On 16 May 2014 at 12:09 p.m. Modi tweeted ‘Achhe din aane waale hain’. I believe, had an RBI action of cutting interest rates by 100 bps followed, India by now, would have been on an irreversible growth path. And no one would have dared mock Achhe din kab aayenge?
Fighting against the upper house of the Parliament, a belligerent RBI and an inherited rusted machinery, the record of the first two years of the Modi Government is not to be scoffed at. If you are lucky enough to get a peek behind the iron curtain, you would witness underway the difficult job of an open heart surgery while keeping the body alive and repairing deep-set rot.
Tendering and purchase decisions do not go to ministers anymore. In a candid conversation, Piyush Goyal, Minister for Power told me, “We have taken each problem case through a root cause analysis for a better understanding on whether the case deserved merit and the policy needed change or whether the policy was robust and the case deserved to be rejected.”
Thus far, the Modi Government has not been involved in any corruption scandal. “We have started delegation—not a single rupee tender has come to me and it will never come as long as I am the Minister,” articulated Suresh Prabhu, the reformist Minister for Railways.
The JAM (Jan Dhan, Aadhaar, Mobiles) trinity will eliminate cash dealings between the government and the citizen in the transfer of social security benefits and subsidies. Arun Jaitley during his budget speech in February 2015 called JAM trinity a game changing reform. Crop Insurance has been rolled out. With Aadhaar getting legislative backing, DBTs are slated to become a game changer.
For the first time, we have a housing scheme for the poor that comes with a water connection and a toilet. Smart Cities have started a competitive race between shortlisted 20 municipalities and municipal reforms and finances have become mainstream discourse. Credit goes to M. Venkaiah Naidu for pushing for this.

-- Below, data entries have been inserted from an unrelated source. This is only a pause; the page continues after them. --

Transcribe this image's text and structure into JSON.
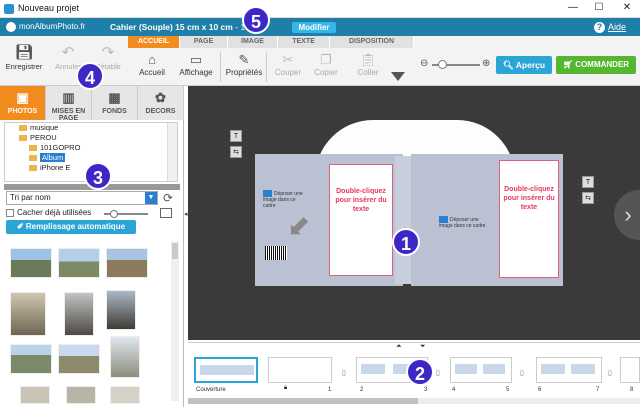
{
  "window": {
    "title": "Nouveau projet",
    "minimize": "—",
    "maximize": "☐",
    "close": "✕"
  },
  "header": {
    "logo": "monAlbumPhoto.fr",
    "product": "Cahier (Souple) 15 cm x 10 cm",
    "price": "- 16 p",
    "price_tail": "€",
    "modify_label": "Modifier",
    "help_label": "Aide"
  },
  "toolbar": {
    "save": "Enregistrer",
    "undo": "Annuler",
    "redo": "Rétablir",
    "tabs": [
      "ACCUEIL",
      "PAGE",
      "IMAGE",
      "TEXTE",
      "DISPOSITION"
    ],
    "tools": [
      "Accueil",
      "Affichage",
      "Propriétés",
      "Couper",
      "Copier",
      "Coller"
    ],
    "preview": "Aperçu",
    "order": "COMMANDER"
  },
  "left_panel": {
    "tabs": [
      "PHOTOS",
      "MISES EN PAGE",
      "FONDS",
      "DECORS"
    ],
    "tree": [
      "musique",
      "PEROU",
      "101GOPRO",
      "Album",
      "iPhone E"
    ],
    "sort": "Tri par nom",
    "hide_used": "Cacher déjà utilisées",
    "autofill": "Remplissage automatique"
  },
  "canvas": {
    "double_click_text": "Double-cliquez pour insérer du texte",
    "drop_image_text": "Déposer une image dans ce cadre"
  },
  "strip": {
    "cover": "Couverture",
    "page_numbers": [
      "1",
      "2",
      "3",
      "4",
      "5",
      "6",
      "7",
      "8"
    ]
  },
  "badges": [
    "1",
    "2",
    "3",
    "4",
    "5"
  ]
}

UDAY has been a comprehensive and game changing reform in power sector, which will result in savings of R1.8 lakh crore every year, within three years from now.
At the same time, not everything is hunky-dory. Digital India is as confused as NeGP was under the previous regime.
And it is not just mobile services but also Internet connectivity and Bharat Broadband that have become disaster areas. Technology choices and preferential treatments are creeping into policymaking—this is certain to distort the playing field.
Skill India is spending a lot of energy handling inter-departmental turf issues and Swachh Bharat is in serious need of a holistic plan and a fresh approach…
“The book is a comprehensive account of the reform measures introduced since they were launched in early 1990s. It offers a critical but constructive review of the various steps taken by different administrations and lays the foundation for future reforms. Truly an important guide book for policymakers. Congratulations to Sameer for a lively recapitulation of an exciting saga.”
C. Rangarajan, Former RBI Governor
There is a great dearth of literature on the years of reforms, which have elapsed and articles have been written, some of them have been good, well informed but a person like me has been missing an authoritative account of what happened and as far as possible from first hand sources, I think this book fulfils the need to a great extent because the period has been covered very well, each period has been covered separately and all the important events with regard to economic reforms, which happened during this period have been faithfully recorded and it will be a great contribution to the literature on the subject. The book has an honest assessment of the impact of the reforms on our economy and if we go by the fact I was looking at the figures to find out how many times India has grown at over 7 per cent annually, you will be surprised that before 1991, that is from 1951-1991, in 40 years there have been only 6 years when India’s national income had recorded a growth of over 7 per cent and the growth has not been sustained beyond a year and collapsed the next year. We went back to perhaps the Hindu rate of growth. Post reforms, between 1991 and today, there have been 12 years of 7 per cent growth rate—12 in 25 years, 6 in 40 years. If it had not been for the great tragedy of 2008-09—we mismanaged our economy thoroughly in 2008-09. If that had not happened, the growth rate would have been sustained. It is important to take note of the fact that for the first time in our history, India grew more than 8 per cent continuously for five years, between 2003-04 and 2007-08. We have never had such a period of growth in any set of time. There is no doubt that reforms have stood and done good to India. Unfortunately even after 25 years, there is no political consensus on economic reforms. And that’s why important reforms are held up even today for political reasons.